There is absolutely no pressure to proceed with any treatment on the day unless you feel ready to. Additionally you will get a written treatment plan outlining short, medium and longterm goals and costs if you decide to commit, and what we expect of you in addition to our clinic promise to you.
Consent, both verbal, for the treatment as well as financial, is paramount so as to avoid any unexpected surprises. Consent forms for treatments are emailed to you for your perusal as soon as you book an appointment and treatment so you have plenty of time to read the potential side effects, risks and options, which include not proceeding with suggested treatment at all, and seeking a second opinion. We strongly encourage, and expect that you will read the risks and before and aftercare before signing, and not simply trust that all will go to plan.
Equally important is the financial consent, and an outline of expected costs. We expect that in a competitive field such as aesthetics, people will talk and possibly compare costs, and someone may experience buyer’s remorse after beginning treatment because they find out someone else got treatment for less elsewhere so it’s important to us that you are aware of our prices before beginning and that it’s based on Dr Joshi’s experience and skillset over 22 years of being a medical practitioner and surgical trainee, which is not comparable to a junior doctor or a nurse in chain clinics. Ultimately, if your needs are price sensitive, we will absolutely not be offended if you go elsewhere and encourage you to do so.

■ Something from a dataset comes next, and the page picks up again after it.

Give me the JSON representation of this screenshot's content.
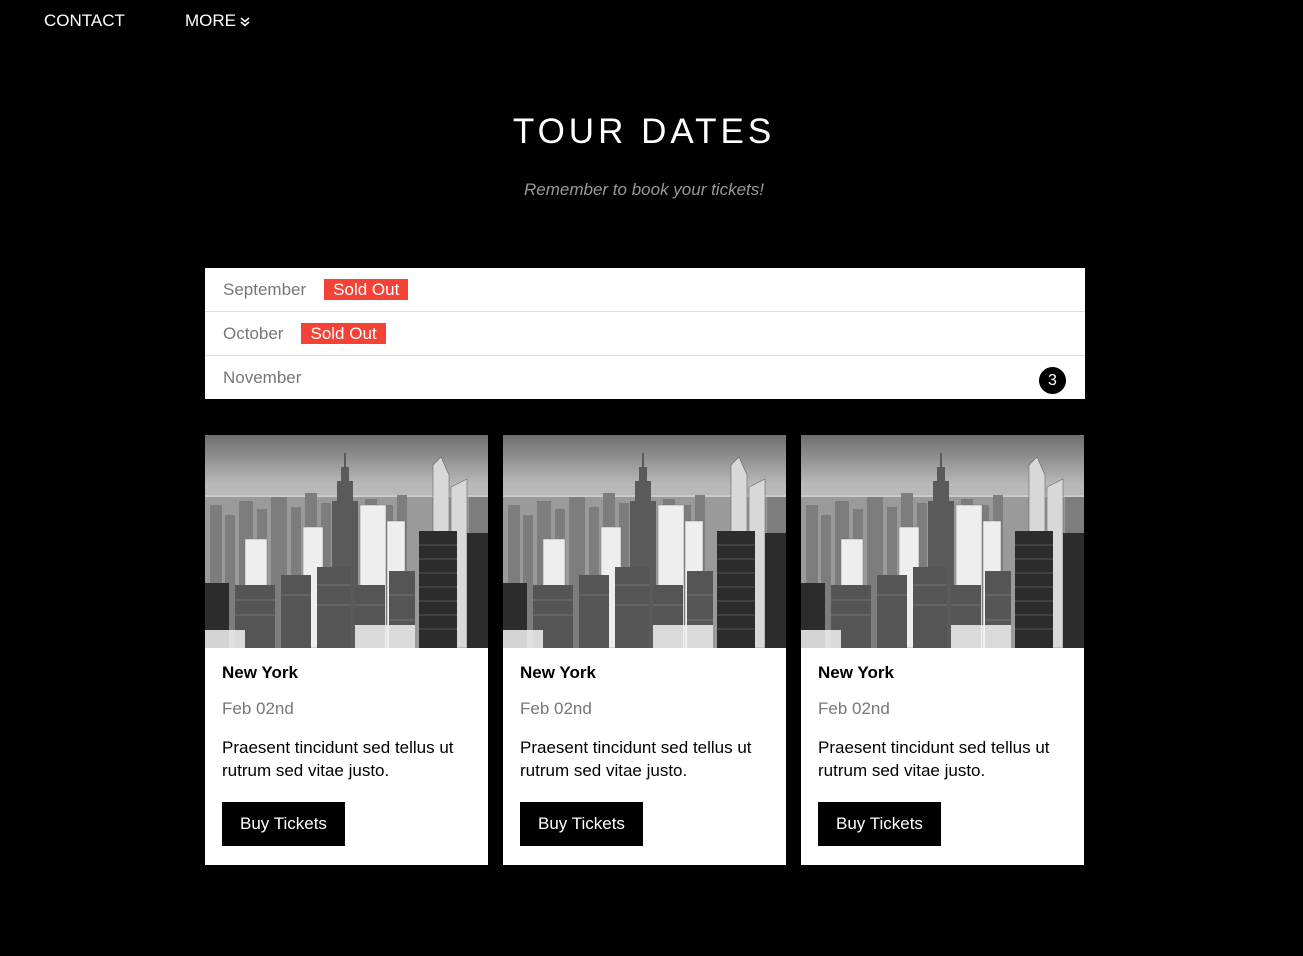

Photographs of our patients are non negotiable for clinical record keeping. While we absolutely respect your right not to allow us to share photos with others or on social media to show others what is possible, aesthetics is a visual industry and it is not unheard of that as we begin treatments, we forget what we used to look like, and may feel that we are not getting our money’s worth. For this reason, we take baseline photos as well as photographs at key points of treatments so we can both monitor your progress over time, especially as medical aesthetics done well, is very very subtle.
At Skin Essentials, we won’t treat anyone who refuses to allow photos for clinical records.
5. Refusal to treat
Finally, while this does not happen often, if, during our initial consultation or in the early stages of treatment, it becomes apparent to us that we are not the best clinic to help address your concerns, then it is our duty of care to communicate this with you and discharge you from our care. If this happens, we will email records of treatment to date including dates and doses as well as photos we have for you on file for you to take to your next practitioner.
Sometimes it may be because despite careful discussion including projected volumes and units needed
In these cases, it would be unethical to (continue to) treat them so I usually refuse and explain why. I may suggest they find one practitioner they are happy with and stick to them as it’s in their best interest.
In these cases, agreeing to continuing treatment in my opinion, would risk more harm than good and is not in keeping with good medical care.
|Monday:||By agreement only|
|Wednesday:||10:00 - 17:00|
|Thursday:||10:00 – 18:00|
|Friday:||09:00 – 17:00|
|Saturday:||09:00 – 15:00|
Skin Essentials will reopen the week beginning 11th October 2021.
Per NSW government regulations, only double vaccinated patients will be served when we reopen and we will be checking vaccination certificates for all patients upon booking. This requirement may change as of December 1st, and we will advise you accordingly.
Please email us (firstname.lastname@example.org) or text us (0413174654) your vaccination certificate as soon after booking as you can. We will not be able to see anyone for treatments or confirm appointments without this.
In the interest of full disclosure, transparency and patient safety, all patient facing staff will be fully vaccinated by the time of reopening. Please read our reopening FAQ for more information.